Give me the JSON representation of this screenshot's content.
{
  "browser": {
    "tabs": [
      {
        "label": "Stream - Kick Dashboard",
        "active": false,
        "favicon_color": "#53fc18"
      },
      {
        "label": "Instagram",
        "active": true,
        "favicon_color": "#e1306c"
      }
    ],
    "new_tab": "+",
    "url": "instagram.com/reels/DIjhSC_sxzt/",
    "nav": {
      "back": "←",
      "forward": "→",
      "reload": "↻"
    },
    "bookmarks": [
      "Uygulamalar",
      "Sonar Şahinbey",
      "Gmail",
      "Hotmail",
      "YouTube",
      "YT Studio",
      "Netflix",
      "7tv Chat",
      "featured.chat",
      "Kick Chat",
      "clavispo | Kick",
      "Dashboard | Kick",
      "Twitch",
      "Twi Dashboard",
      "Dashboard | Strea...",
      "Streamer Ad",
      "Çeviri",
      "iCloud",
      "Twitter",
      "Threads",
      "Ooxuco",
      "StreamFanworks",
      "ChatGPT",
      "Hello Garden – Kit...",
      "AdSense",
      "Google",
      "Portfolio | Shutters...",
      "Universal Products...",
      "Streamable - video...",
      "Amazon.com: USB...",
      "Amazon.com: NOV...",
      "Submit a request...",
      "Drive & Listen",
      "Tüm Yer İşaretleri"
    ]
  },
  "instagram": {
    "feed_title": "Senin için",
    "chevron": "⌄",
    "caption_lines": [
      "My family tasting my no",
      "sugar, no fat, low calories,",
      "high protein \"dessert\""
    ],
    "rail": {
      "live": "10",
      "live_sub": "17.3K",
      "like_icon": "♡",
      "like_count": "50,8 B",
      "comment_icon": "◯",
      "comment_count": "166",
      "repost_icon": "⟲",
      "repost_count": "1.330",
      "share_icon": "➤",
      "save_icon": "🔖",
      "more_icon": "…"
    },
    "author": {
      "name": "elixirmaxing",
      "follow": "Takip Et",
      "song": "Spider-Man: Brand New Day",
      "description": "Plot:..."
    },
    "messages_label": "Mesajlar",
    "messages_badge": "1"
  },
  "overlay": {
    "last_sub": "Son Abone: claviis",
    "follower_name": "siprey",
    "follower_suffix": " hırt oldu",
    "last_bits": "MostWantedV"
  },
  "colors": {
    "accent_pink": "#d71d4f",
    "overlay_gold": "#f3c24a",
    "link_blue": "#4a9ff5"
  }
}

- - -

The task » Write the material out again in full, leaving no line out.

Expected answer »
Give me the JSON representation of this screenshot's content.
{
  "browser": {
    "tabs": [
      {
        "label": "Stream - Kick Dashboard",
        "active": false,
        "favicon_color": "#53fc18"
      },
      {
        "label": "Instagram",
        "active": true,
        "favicon_color": "#e1306c"
      }
    ],
    "new_tab": "+",
    "url": "instagram.com/reels/DIjhSC_sxzt/",
    "nav": {
      "back": "←",
      "forward": "→",
      "reload": "↻"
    },
    "bookmarks": [
      "Uygulamalar",
      "Sonar Şahinbey",
      "Gmail",
      "Hotmail",
      "YouTube",
      "YT Studio",
      "Netflix",
      "7tv Chat",
      "featured.chat",
      "Kick Chat",
      "clavispo | Kick",
      "Dashboard | Kick",
      "Twitch",
      "Twi Dashboard",
      "Dashboard | Strea...",
      "Streamer Ad",
      "Çeviri",
      "iCloud",
      "Twitter",
      "Threads",
      "Ooxuco",
      "StreamFanworks",
      "ChatGPT",
      "Hello Garden – Kit...",
      "AdSense",
      "Google",
      "Portfolio | Shutters...",
      "Universal Products...",
      "Streamable - video...",
      "Amazon.com: USB...",
      "Amazon.com: NOV...",
      "Submit a request...",
      "Drive & Listen",
      "Tüm Yer İşaretleri"
    ]
  },
  "instagram": {
    "feed_title": "Senin için",
    "chevron": "⌄",
    "caption_lines": [
      "My family tasting my no",
      "sugar, no fat, low calories,",
      "high protein \"dessert\""
    ],
    "rail": {
      "live": "10",
      "live_sub": "17.3K",
      "like_icon": "♡",
      "like_count": "50,8 B",
      "comment_icon": "◯",
      "comment_count": "166",
      "repost_icon": "⟲",
      "repost_count": "1.330",
      "share_icon": "➤",
      "save_icon": "🔖",
      "more_icon": "…"
    },
    "author": {
      "name": "elixirmaxing",
      "follow": "Takip Et",
      "song": "Spider-Man: Brand New Day",
      "description": "Plot:..."
    },
    "messages_label": "Mesajlar",
    "messages_badge": "1"
  },
  "overlay": {
    "last_sub": "Son Abone: claviis",
    "follower_name": "siprey",
    "follower_suffix": " hırt oldu",
    "last_bits": "MostWantedV"
  },
  "colors": {
    "accent_pink": "#d71d4f",
    "overlay_gold": "#f3c24a",
    "link_blue": "#4a9ff5"
  }
}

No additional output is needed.